Directions for this task: In the entries below, count each line where "Langue" appears. Give the total and nothing more.

Saved entries
= Beginning of Section =

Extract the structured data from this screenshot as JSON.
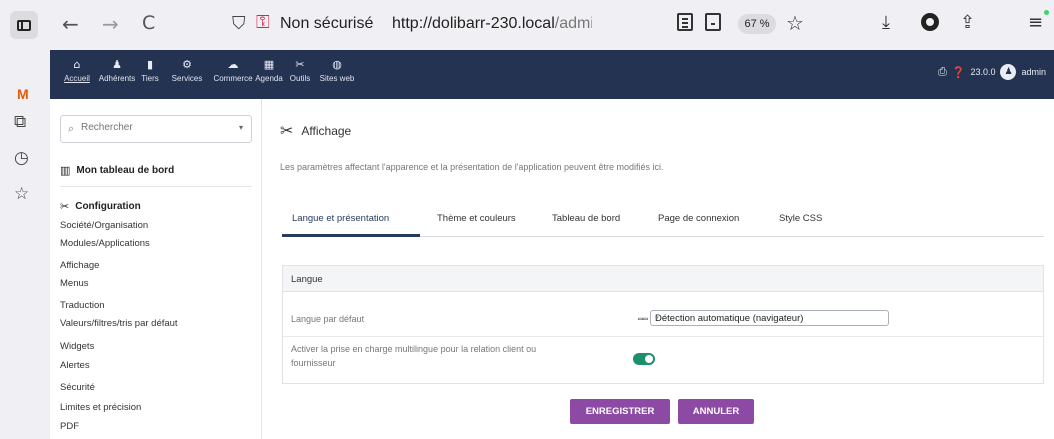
{
  "browser": {
    "nav_back": "←",
    "nav_forward": "→",
    "reload": "C",
    "insecure_label": "Non sécurisé",
    "url_host": "http://dolibarr-230.local",
    "url_path": "/admin/ihm.php?ma",
    "zoom": "67 %"
  },
  "nav": {
    "items": [
      {
        "icon": "⌂",
        "label": "Accueil"
      },
      {
        "icon": "♟",
        "label": "Adhérents"
      },
      {
        "icon": "▮",
        "label": "Tiers"
      },
      {
        "icon": "⚙",
        "label": "Services"
      },
      {
        "icon": "☁",
        "label": "Commerce"
      },
      {
        "icon": "▦",
        "label": "Agenda"
      },
      {
        "icon": "✂",
        "label": "Outils"
      },
      {
        "icon": "◍",
        "label": "Sites web"
      }
    ],
    "version": "23.0.0",
    "user": "admin"
  },
  "left_menu": {
    "search_placeholder": "Rechercher",
    "dashboard_label": "Mon tableau de bord",
    "config_label": "Configuration",
    "links": [
      "Société/Organisation",
      "Modules/Applications",
      "Affichage",
      "Menus",
      "Traduction",
      "Valeurs/filtres/tris par défaut",
      "Widgets",
      "Alertes",
      "Sécurité",
      "Limites et précision",
      "PDF"
    ]
  },
  "main": {
    "title": "Affichage",
    "description": "Les paramètres affectant l'apparence et la présentation de l'application peuvent être modifiés ici.",
    "tabs": [
      {
        "label": "Langue et présentation",
        "active": true
      },
      {
        "label": "Thème et couleurs",
        "active": false
      },
      {
        "label": "Tableau de bord",
        "active": false
      },
      {
        "label": "Page de connexion",
        "active": false
      },
      {
        "label": "Style CSS",
        "active": false
      }
    ],
    "section_title": "Langue",
    "rows": [
      {
        "label": "Langue par défaut",
        "value": "Détection automatique (navigateur)"
      },
      {
        "label_line1": "Activer la prise en charge multilingue pour la relation client ou",
        "label_line2": "fournisseur",
        "toggle_on": true
      }
    ],
    "save_label": "ENREGISTRER",
    "cancel_label": "ANNULER"
  },
  "colors": {
    "nav_bg": "#253352",
    "button_bg": "#8d4aa5",
    "toggle_on": "#1e8f6d",
    "insecure": "#d7264f"
  }
}
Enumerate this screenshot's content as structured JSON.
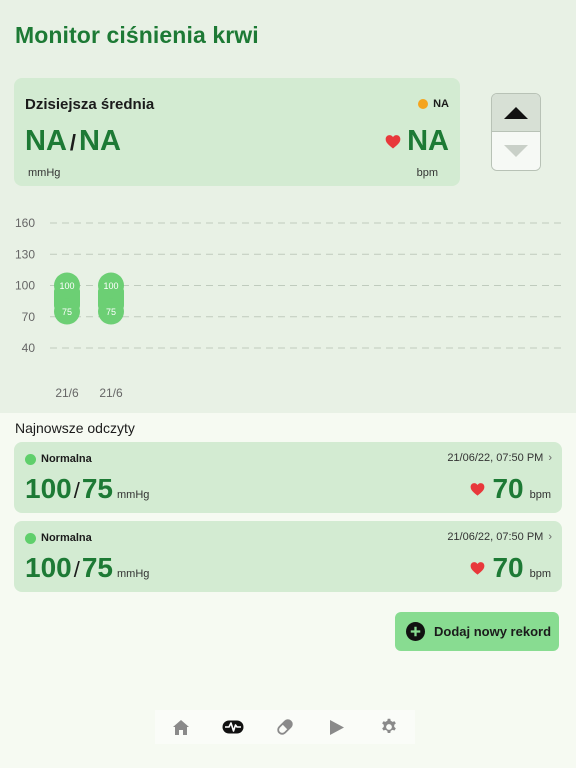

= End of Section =

Output of the exercise: 3